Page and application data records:
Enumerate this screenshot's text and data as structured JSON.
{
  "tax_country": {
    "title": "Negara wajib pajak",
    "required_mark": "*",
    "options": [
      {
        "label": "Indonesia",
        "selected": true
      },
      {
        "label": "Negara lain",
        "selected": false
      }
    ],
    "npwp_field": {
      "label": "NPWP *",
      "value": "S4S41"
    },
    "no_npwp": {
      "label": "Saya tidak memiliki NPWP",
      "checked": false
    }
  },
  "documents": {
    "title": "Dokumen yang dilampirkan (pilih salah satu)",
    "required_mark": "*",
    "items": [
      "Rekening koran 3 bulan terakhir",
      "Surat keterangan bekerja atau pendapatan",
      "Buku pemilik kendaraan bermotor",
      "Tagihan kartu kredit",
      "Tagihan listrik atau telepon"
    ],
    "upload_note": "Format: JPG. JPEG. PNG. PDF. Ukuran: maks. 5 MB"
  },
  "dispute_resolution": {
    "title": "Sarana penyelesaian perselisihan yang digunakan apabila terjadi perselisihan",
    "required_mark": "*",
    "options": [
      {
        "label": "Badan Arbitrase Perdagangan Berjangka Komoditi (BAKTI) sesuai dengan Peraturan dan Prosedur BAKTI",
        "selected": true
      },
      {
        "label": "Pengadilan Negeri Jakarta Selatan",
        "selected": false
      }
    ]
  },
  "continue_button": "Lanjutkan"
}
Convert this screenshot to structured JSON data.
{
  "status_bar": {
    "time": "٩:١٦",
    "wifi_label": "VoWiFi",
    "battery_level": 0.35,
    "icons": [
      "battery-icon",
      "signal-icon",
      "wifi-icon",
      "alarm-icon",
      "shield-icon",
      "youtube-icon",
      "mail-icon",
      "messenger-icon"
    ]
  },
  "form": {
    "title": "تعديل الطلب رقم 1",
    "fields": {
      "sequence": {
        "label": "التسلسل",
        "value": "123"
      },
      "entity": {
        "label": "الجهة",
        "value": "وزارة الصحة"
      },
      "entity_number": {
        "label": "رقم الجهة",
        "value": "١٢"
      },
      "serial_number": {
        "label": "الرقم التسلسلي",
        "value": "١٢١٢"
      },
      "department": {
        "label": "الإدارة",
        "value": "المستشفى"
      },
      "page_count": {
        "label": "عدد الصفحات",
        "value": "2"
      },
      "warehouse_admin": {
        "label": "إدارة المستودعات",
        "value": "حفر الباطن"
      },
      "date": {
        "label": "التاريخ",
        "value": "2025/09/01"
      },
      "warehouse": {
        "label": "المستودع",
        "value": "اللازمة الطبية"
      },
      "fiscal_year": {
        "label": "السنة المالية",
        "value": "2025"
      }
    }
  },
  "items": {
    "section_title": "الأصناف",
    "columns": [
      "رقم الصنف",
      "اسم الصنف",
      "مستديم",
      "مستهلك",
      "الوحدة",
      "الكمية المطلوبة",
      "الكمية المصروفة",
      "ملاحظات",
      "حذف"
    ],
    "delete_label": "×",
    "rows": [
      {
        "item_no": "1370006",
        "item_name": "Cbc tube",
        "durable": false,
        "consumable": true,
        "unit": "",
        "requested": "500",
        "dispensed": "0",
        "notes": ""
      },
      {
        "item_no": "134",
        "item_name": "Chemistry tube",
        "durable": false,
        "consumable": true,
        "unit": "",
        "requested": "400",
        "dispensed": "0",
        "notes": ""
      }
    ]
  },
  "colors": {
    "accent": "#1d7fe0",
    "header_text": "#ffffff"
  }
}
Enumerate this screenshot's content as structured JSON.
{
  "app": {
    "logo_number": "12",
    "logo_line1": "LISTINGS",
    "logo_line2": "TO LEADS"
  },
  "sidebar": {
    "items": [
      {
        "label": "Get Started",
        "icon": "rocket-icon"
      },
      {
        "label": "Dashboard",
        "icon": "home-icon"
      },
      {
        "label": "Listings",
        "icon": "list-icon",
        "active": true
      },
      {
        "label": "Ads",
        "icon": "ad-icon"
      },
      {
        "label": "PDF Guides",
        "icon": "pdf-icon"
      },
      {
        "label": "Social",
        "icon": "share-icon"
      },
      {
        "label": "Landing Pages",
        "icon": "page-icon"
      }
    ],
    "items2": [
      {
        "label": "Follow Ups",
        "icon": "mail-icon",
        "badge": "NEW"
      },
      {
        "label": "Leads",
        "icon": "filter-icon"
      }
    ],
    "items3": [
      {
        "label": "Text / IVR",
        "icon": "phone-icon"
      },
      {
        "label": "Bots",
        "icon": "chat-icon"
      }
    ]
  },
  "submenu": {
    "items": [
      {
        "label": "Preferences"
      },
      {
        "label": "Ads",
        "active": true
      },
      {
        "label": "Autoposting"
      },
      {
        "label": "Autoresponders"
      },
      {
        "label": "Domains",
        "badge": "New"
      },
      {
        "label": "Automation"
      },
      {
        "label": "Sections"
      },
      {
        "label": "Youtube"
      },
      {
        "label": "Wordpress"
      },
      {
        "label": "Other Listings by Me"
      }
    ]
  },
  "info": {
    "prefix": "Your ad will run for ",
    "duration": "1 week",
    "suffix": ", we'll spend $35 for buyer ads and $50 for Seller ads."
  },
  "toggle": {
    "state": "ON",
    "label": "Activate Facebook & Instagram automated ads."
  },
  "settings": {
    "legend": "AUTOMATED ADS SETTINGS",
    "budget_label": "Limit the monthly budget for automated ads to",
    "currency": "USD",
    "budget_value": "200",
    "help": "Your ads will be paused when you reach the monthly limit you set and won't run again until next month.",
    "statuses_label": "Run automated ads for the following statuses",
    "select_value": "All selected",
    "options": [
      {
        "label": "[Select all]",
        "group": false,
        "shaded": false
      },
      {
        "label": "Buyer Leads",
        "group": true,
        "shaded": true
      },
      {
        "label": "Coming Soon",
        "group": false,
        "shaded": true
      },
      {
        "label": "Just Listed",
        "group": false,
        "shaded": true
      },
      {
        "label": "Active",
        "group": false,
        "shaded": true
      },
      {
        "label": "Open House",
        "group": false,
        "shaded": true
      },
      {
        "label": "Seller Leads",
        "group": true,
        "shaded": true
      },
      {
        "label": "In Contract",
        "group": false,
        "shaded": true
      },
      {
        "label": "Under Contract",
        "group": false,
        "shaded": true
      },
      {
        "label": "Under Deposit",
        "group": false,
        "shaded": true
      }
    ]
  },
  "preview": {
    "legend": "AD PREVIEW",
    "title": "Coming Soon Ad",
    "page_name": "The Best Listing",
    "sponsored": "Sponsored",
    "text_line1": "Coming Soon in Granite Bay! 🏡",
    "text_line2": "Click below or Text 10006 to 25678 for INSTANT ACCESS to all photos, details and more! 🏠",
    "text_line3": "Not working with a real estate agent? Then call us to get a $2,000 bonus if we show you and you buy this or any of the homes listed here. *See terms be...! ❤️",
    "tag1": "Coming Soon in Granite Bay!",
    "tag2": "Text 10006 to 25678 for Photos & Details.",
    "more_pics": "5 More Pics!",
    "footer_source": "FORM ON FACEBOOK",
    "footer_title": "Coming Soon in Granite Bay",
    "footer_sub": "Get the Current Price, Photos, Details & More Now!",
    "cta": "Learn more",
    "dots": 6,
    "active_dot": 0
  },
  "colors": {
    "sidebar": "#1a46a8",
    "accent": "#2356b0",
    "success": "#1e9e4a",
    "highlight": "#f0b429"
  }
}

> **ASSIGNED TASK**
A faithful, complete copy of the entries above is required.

> **TASK RESULT**
Enumerate this screenshot's text and data as structured JSON.
{
  "tax_country": {
    "title": "Negara wajib pajak",
    "required_mark": "*",
    "options": [
      {
        "label": "Indonesia",
        "selected": true
      },
      {
        "label": "Negara lain",
        "selected": false
      }
    ],
    "npwp_field": {
      "label": "NPWP *",
      "value": "S4S41"
    },
    "no_npwp": {
      "label": "Saya tidak memiliki NPWP",
      "checked": false
    }
  },
  "documents": {
    "title": "Dokumen yang dilampirkan (pilih salah satu)",
    "required_mark": "*",
    "items": [
      "Rekening koran 3 bulan terakhir",
      "Surat keterangan bekerja atau pendapatan",
      "Buku pemilik kendaraan bermotor",
      "Tagihan kartu kredit",
      "Tagihan listrik atau telepon"
    ],
    "upload_note": "Format: JPG. JPEG. PNG. PDF. Ukuran: maks. 5 MB"
  },
  "dispute_resolution": {
    "title": "Sarana penyelesaian perselisihan yang digunakan apabila terjadi perselisihan",
    "required_mark": "*",
    "options": [
      {
        "label": "Badan Arbitrase Perdagangan Berjangka Komoditi (BAKTI) sesuai dengan Peraturan dan Prosedur BAKTI",
        "selected": true
      },
      {
        "label": "Pengadilan Negeri Jakarta Selatan",
        "selected": false
      }
    ]
  },
  "continue_button": "Lanjutkan"
}
Convert this screenshot to structured JSON data.
{
  "status_bar": {
    "time": "٩:١٦",
    "wifi_label": "VoWiFi",
    "battery_level": 0.35,
    "icons": [
      "battery-icon",
      "signal-icon",
      "wifi-icon",
      "alarm-icon",
      "shield-icon",
      "youtube-icon",
      "mail-icon",
      "messenger-icon"
    ]
  },
  "form": {
    "title": "تعديل الطلب رقم 1",
    "fields": {
      "sequence": {
        "label": "التسلسل",
        "value": "123"
      },
      "entity": {
        "label": "الجهة",
        "value": "وزارة الصحة"
      },
      "entity_number": {
        "label": "رقم الجهة",
        "value": "١٢"
      },
      "serial_number": {
        "label": "الرقم التسلسلي",
        "value": "١٢١٢"
      },
      "department": {
        "label": "الإدارة",
        "value": "المستشفى"
      },
      "page_count": {
        "label": "عدد الصفحات",
        "value": "2"
      },
      "warehouse_admin": {
        "label": "إدارة المستودعات",
        "value": "حفر الباطن"
      },
      "date": {
        "label": "التاريخ",
        "value": "2025/09/01"
      },
      "warehouse": {
        "label": "المستودع",
        "value": "اللازمة الطبية"
      },
      "fiscal_year": {
        "label": "السنة المالية",
        "value": "2025"
      }
    }
  },
  "items": {
    "section_title": "الأصناف",
    "columns": [
      "رقم الصنف",
      "اسم الصنف",
      "مستديم",
      "مستهلك",
      "الوحدة",
      "الكمية المطلوبة",
      "الكمية المصروفة",
      "ملاحظات",
      "حذف"
    ],
    "delete_label": "×",
    "rows": [
      {
        "item_no": "1370006",
        "item_name": "Cbc tube",
        "durable": false,
        "consumable": true,
        "unit": "",
        "requested": "500",
        "dispensed": "0",
        "notes": ""
      },
      {
        "item_no": "134",
        "item_name": "Chemistry tube",
        "durable": false,
        "consumable": true,
        "unit": "",
        "requested": "400",
        "dispensed": "0",
        "notes": ""
      }
    ]
  },
  "colors": {
    "accent": "#1d7fe0",
    "header_text": "#ffffff"
  }
}
Enumerate this screenshot's content as structured JSON.
{
  "app": {
    "logo_number": "12",
    "logo_line1": "LISTINGS",
    "logo_line2": "TO LEADS"
  },
  "sidebar": {
    "items": [
      {
        "label": "Get Started",
        "icon": "rocket-icon"
      },
      {
        "label": "Dashboard",
        "icon": "home-icon"
      },
      {
        "label": "Listings",
        "icon": "list-icon",
        "active": true
      },
      {
        "label": "Ads",
        "icon": "ad-icon"
      },
      {
        "label": "PDF Guides",
        "icon": "pdf-icon"
      },
      {
        "label": "Social",
        "icon": "share-icon"
      },
      {
        "label": "Landing Pages",
        "icon": "page-icon"
      }
    ],
    "items2": [
      {
        "label": "Follow Ups",
        "icon": "mail-icon",
        "badge": "NEW"
      },
      {
        "label": "Leads",
        "icon": "filter-icon"
      }
    ],
    "items3": [
      {
        "label": "Text / IVR",
        "icon": "phone-icon"
      },
      {
        "label": "Bots",
        "icon": "chat-icon"
      }
    ]
  },
  "submenu": {
    "items": [
      {
        "label": "Preferences"
      },
      {
        "label": "Ads",
        "active": true
      },
      {
        "label": "Autoposting"
      },
      {
        "label": "Autoresponders"
      },
      {
        "label": "Domains",
        "badge": "New"
      },
      {
        "label": "Automation"
      },
      {
        "label": "Sections"
      },
      {
        "label": "Youtube"
      },
      {
        "label": "Wordpress"
      },
      {
        "label": "Other Listings by Me"
      }
    ]
  },
  "info": {
    "prefix": "Your ad will run for ",
    "duration": "1 week",
    "suffix": ", we'll spend $35 for buyer ads and $50 for Seller ads."
  },
  "toggle": {
    "state": "ON",
    "label": "Activate Facebook & Instagram automated ads."
  },
  "settings": {
    "legend": "AUTOMATED ADS SETTINGS",
    "budget_label": "Limit the monthly budget for automated ads to",
    "currency": "USD",
    "budget_value": "200",
    "help": "Your ads will be paused when you reach the monthly limit you set and won't run again until next month.",
    "statuses_label": "Run automated ads for the following statuses",
    "select_value": "All selected",
    "options": [
      {
        "label": "[Select all]",
        "group": false,
        "shaded": false
      },
      {
        "label": "Buyer Leads",
        "group": true,
        "shaded": true
      },
      {
        "label": "Coming Soon",
        "group": false,
        "shaded": true
      },
      {
        "label": "Just Listed",
        "group": false,
        "shaded": true
      },
      {
        "label": "Active",
        "group": false,
        "shaded": true
      },
      {
        "label": "Open House",
        "group": false,
        "shaded": true
      },
      {
        "label": "Seller Leads",
        "group": true,
        "shaded": true
      },
      {
        "label": "In Contract",
        "group": false,
        "shaded": true
      },
      {
        "label": "Under Contract",
        "group": false,
        "shaded": true
      },
      {
        "label": "Under Deposit",
        "group": false,
        "shaded": true
      }
    ]
  },
  "preview": {
    "legend": "AD PREVIEW",
    "title": "Coming Soon Ad",
    "page_name": "The Best Listing",
    "sponsored": "Sponsored",
    "text_line1": "Coming Soon in Granite Bay! 🏡",
    "text_line2": "Click below or Text 10006 to 25678 for INSTANT ACCESS to all photos, details and more! 🏠",
    "text_line3": "Not working with a real estate agent? Then call us to get a $2,000 bonus if we show you and you buy this or any of the homes listed here. *See terms be...! ❤️",
    "tag1": "Coming Soon in Granite Bay!",
    "tag2": "Text 10006 to 25678 for Photos & Details.",
    "more_pics": "5 More Pics!",
    "footer_source": "FORM ON FACEBOOK",
    "footer_title": "Coming Soon in Granite Bay",
    "footer_sub": "Get the Current Price, Photos, Details & More Now!",
    "cta": "Learn more",
    "dots": 6,
    "active_dot": 0
  },
  "colors": {
    "sidebar": "#1a46a8",
    "accent": "#2356b0",
    "success": "#1e9e4a",
    "highlight": "#f0b429"
  }
}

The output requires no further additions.